The Practical Question to Us as Members of the Anthroposophical Society
Would we support the establishment of a fund, which might be known as a "Future Value Fund," whose purpose would be to undertake research which could lead to beneficial results, but which, initially, represents a risk which neither an individual nor an anthroposophical institution could afford? Such a fund would probably best be administered by individuals who have gained the confidence of those carrying responsibility, both for the Society and for the School of Spiritual Science, because of their judgment and integrity. Individuals, qualified and committed to carry a project through, would submit their proposals to the Fund's trustees. Ideally, such projects would not only break new ground, strengthening and deepening our anthroposophical work, but would also serve as a positive contribution within the general culture of our time.
If institutions who draw life from anthroposophy would consider setting aside some percentage of their annual budget for research, such moneys could be invested with the "Future Value Fund" and either be earmarked for a specific project, or placed at the disposal of the Section with which the institution is affiliated. It would, however, be of the very greatest value if funds could also be placed at the free discretion of the responsible leadership of the School. If this became a general practice, and institutions were joined by individuals, this could, in time, provide the economic basis for research which would otherwise, in all probability, never be undertaken. It is also not out of the question that, if we take initiative in this direction from within the Movement, non-anthroposophical funding sources might wish to join to support one or another project of research.
It is hoped that the issue brought forward here may find active interest which could then lead toward practical realization.

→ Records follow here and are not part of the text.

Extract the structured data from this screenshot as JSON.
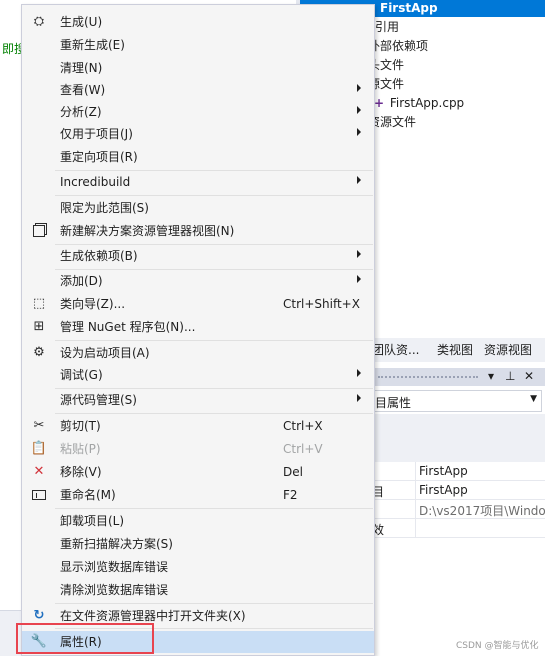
{
  "background": {
    "editor_code_fragment": "即搜",
    "solution_explorer": [
      {
        "text": "FirstApp",
        "selected": true
      },
      {
        "text": "引用"
      },
      {
        "text": "外部依赖项"
      },
      {
        "text": "头文件"
      },
      {
        "text": "源文件"
      },
      {
        "text": "FirstApp.cpp"
      },
      {
        "text": "资源文件"
      }
    ],
    "tabs": [
      "团队资...",
      "类视图",
      "资源视图"
    ],
    "properties_panel": {
      "pin_icon": "pin-icon",
      "close_label": "✕",
      "combo_value": "目属性",
      "rows": [
        {
          "name_fragment": "",
          "value": "FirstApp"
        },
        {
          "name_fragment": "目",
          "value": "FirstApp"
        },
        {
          "name_fragment": "",
          "value": "D:\\vs2017项目\\Windo"
        },
        {
          "name_fragment": "效",
          "value": ""
        }
      ]
    },
    "watermark": "CSDN @智能与优化"
  },
  "context_menu": {
    "items": [
      {
        "label": "生成(U)",
        "icon": "build-icon"
      },
      {
        "label": "重新生成(E)"
      },
      {
        "label": "清理(N)"
      },
      {
        "label": "查看(W)",
        "submenu": true
      },
      {
        "label": "分析(Z)",
        "submenu": true
      },
      {
        "label": "仅用于项目(J)",
        "submenu": true
      },
      {
        "label": "重定向项目(R)"
      },
      {
        "label": "Incredibuild",
        "submenu": true
      },
      {
        "label": "限定为此范围(S)"
      },
      {
        "label": "新建解决方案资源管理器视图(N)",
        "icon": "new-view-icon"
      },
      {
        "label": "生成依赖项(B)",
        "submenu": true
      },
      {
        "label": "添加(D)",
        "submenu": true
      },
      {
        "label": "类向导(Z)...",
        "shortcut": "Ctrl+Shift+X",
        "icon": "class-wizard-icon"
      },
      {
        "label": "管理 NuGet 程序包(N)...",
        "icon": "nuget-icon"
      },
      {
        "label": "设为启动项目(A)",
        "icon": "gear-icon"
      },
      {
        "label": "调试(G)",
        "submenu": true
      },
      {
        "label": "源代码管理(S)",
        "submenu": true
      },
      {
        "label": "剪切(T)",
        "shortcut": "Ctrl+X",
        "icon": "scissors-icon"
      },
      {
        "label": "粘贴(P)",
        "shortcut": "Ctrl+V",
        "icon": "paste-icon",
        "disabled": true
      },
      {
        "label": "移除(V)",
        "shortcut": "Del",
        "icon": "remove-icon"
      },
      {
        "label": "重命名(M)",
        "shortcut": "F2",
        "icon": "rename-icon"
      },
      {
        "label": "卸载项目(L)"
      },
      {
        "label": "重新扫描解决方案(S)"
      },
      {
        "label": "显示浏览数据库错误"
      },
      {
        "label": "清除浏览数据库错误"
      },
      {
        "label": "在文件资源管理器中打开文件夹(X)",
        "icon": "open-folder-icon"
      },
      {
        "label": "属性(R)",
        "icon": "wrench-icon",
        "highlighted": true
      }
    ]
  },
  "colors": {
    "menu_background": "#f5f5f5",
    "hover_highlight": "#c9def5",
    "annotation_box": "#e8444f",
    "selection_blue": "#0078d7"
  }
}
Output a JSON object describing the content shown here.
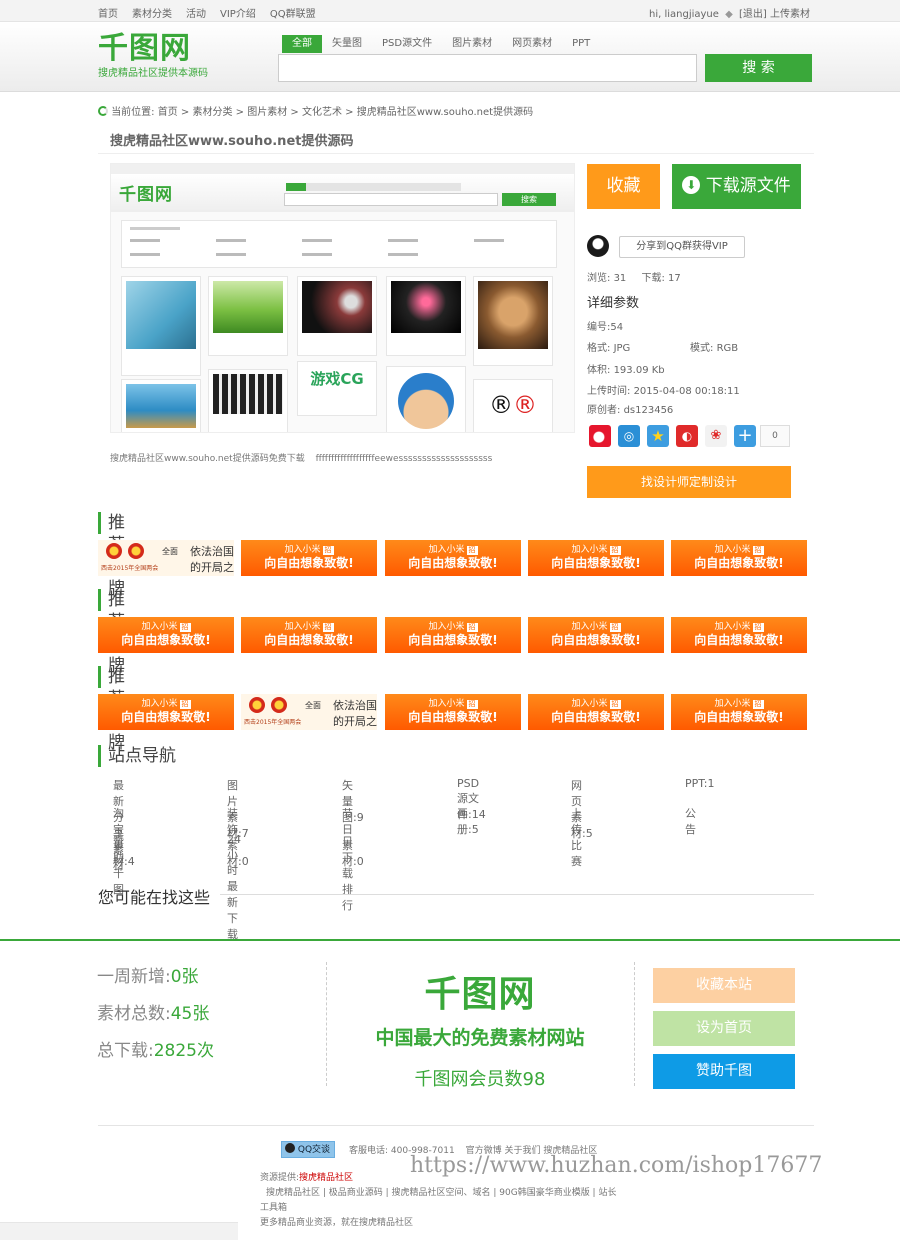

1. The Christmas Conference, Anthroposophic Press, 1990. pp. 208-209.
2. Although Rudolf Steiner in the passage quoted is speaking about research in the field of science, it is clear that the same line of thought applies to the fields of the arts, of education, agriculture, social life, etc.
3. See Schiller, Rudolf Steiner and Initiation: The Anthroposophical Path of Inner Schooling, Anthroposophic Press, 1981.
4. Schools that are either members of, sponsored by, or federated with the Association of Waldorf Schools of North America.